- Fecal Incontinence
|Probiotics in Disease Prevention and Treatment
Liu Y1, Tran DQ1, Rhoads JM1. J Clin Pharmacol. 2018 Oct;58 Suppl 10:S164-S179. doi: 10.1002/jcph.1121.
1 Department of Pediatrics, Division of Gastroenterology, and the Pediatric Research Center, The University of Texas Health Science Center at Houston McGovern Medical School, Houston, TX, USA.
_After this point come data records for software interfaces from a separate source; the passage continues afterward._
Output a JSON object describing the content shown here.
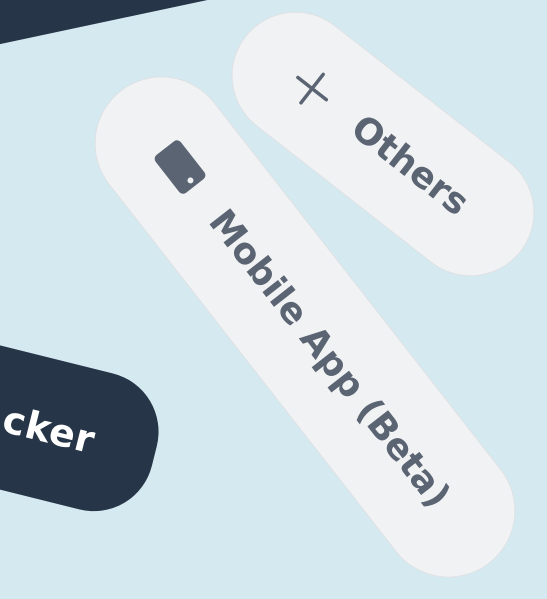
{
  "cards": {
    "dark_top": {
      "label": ""
    },
    "dark_left": {
      "label": "cker"
    },
    "others": {
      "label": "Others",
      "icon": "plus-icon"
    },
    "mobile_app": {
      "label": "Mobile App (Beta)",
      "icon": "mobile-phone-icon"
    }
  },
  "colors": {
    "background": "#d5eaf0",
    "dark_card": "#263548",
    "light_card": "#f1f2f3",
    "light_text": "#5b6472"
  }
}
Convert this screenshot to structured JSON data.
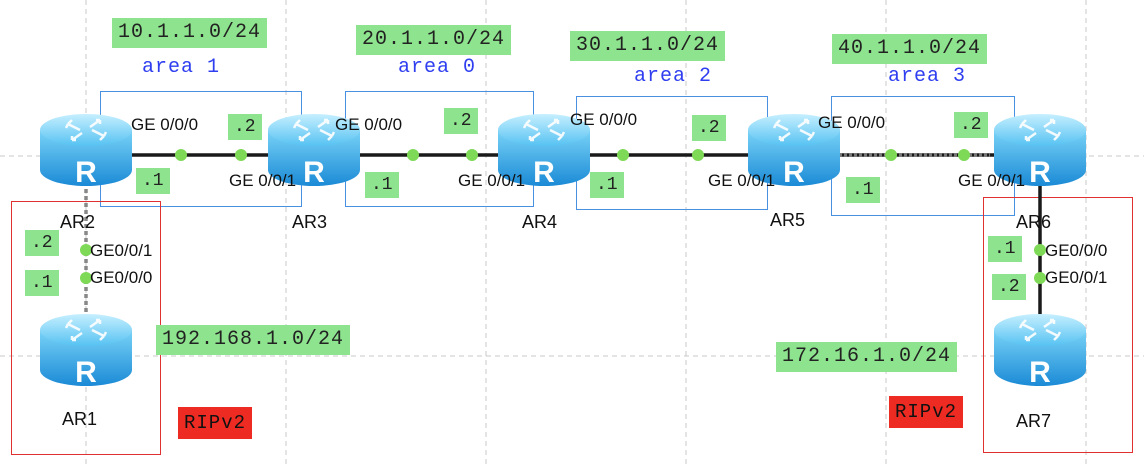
{
  "networks": {
    "net10": "10.1.1.0/24",
    "net20": "20.1.1.0/24",
    "net30": "30.1.1.0/24",
    "net40": "40.1.1.0/24",
    "net192": "192.168.1.0/24",
    "net172": "172.16.1.0/24"
  },
  "areas": {
    "a1": "area 1",
    "a0": "area 0",
    "a2": "area 2",
    "a3": "area 3"
  },
  "routers": {
    "ar1": "AR1",
    "ar2": "AR2",
    "ar3": "AR3",
    "ar4": "AR4",
    "ar5": "AR5",
    "ar6": "AR6",
    "ar7": "AR7",
    "icon_letter": "R"
  },
  "interfaces": {
    "ge000": "GE 0/0/0",
    "ge001": "GE 0/0/1",
    "ge000_nospace": "GE0/0/0",
    "ge001_nospace": "GE0/0/1",
    "ge001_ar4": "GE 0/0/1"
  },
  "host_ips": {
    "dot1": ".1",
    "dot2": ".2"
  },
  "protocols": {
    "rip_left": "RIPv2",
    "rip_right": "RIPv2"
  },
  "colors": {
    "area_border": "#4a90e2",
    "rip_border": "#e03030",
    "label_green": "#8ee38e",
    "area_text": "#2f3ff0",
    "rip_fill": "#ee2b22",
    "link_dot": "#7ed957"
  },
  "icons": {
    "router": "router-icon"
  }
}
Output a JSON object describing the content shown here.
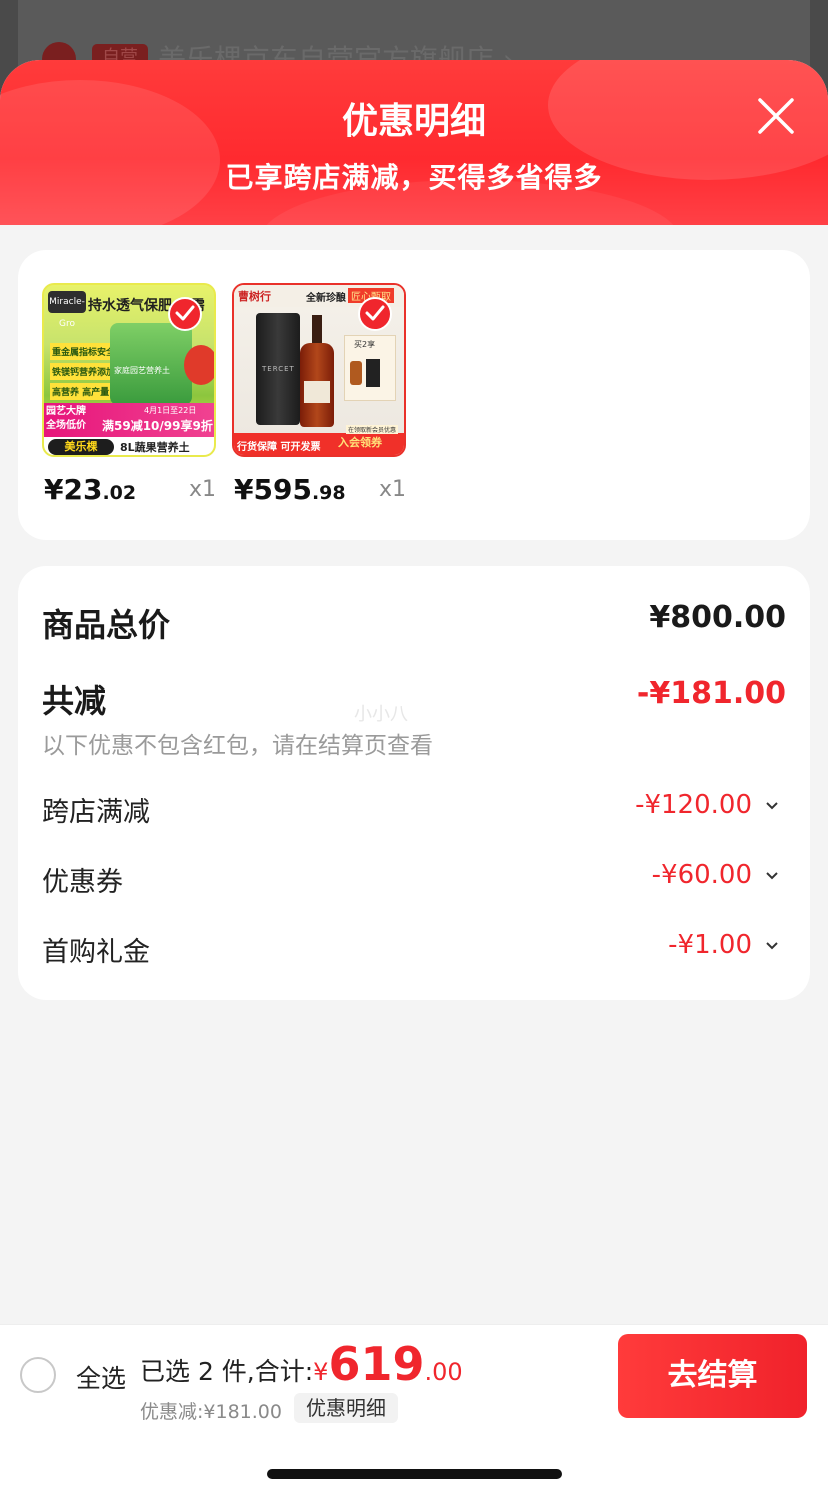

Few treatments for human diseases have received as much investigation in the past 20 years as probiotics. In 2017, English-language meta-analyses totaling 52 studies determined the effect of probiotics on conditions ranging from necrotizing enterocolitis and colic in infants to constipation, irritable bowel syndrome, and hepatic encephalopathy in adults. The strongest evidence in favor of probiotics lies in the prevention or treatment of 5 disorders: necrotizing enterocolitis, acute infectious diarrhea, acute respiratory tract infections, antibiotic-associated diarrhea, and infant colic. Probiotic mechanisms of action include the inhibition of bacterial adhesion; enhanced mucosal barrier function; modulation of the innate and adaptive immune systems (including induction of tolerogenic dendritic cells and regulatory T cells); secretion of bioactive metabolites; and regulation of the enteric and central nervous systems. Future research is needed to identify the optimal probiotic and dose for specific diseases, to address whether the addition of prebiotics (to form synbiotics) would enhance activity, and to determine if defined microbial communities would provide benefit exceeding that of single-species probiotics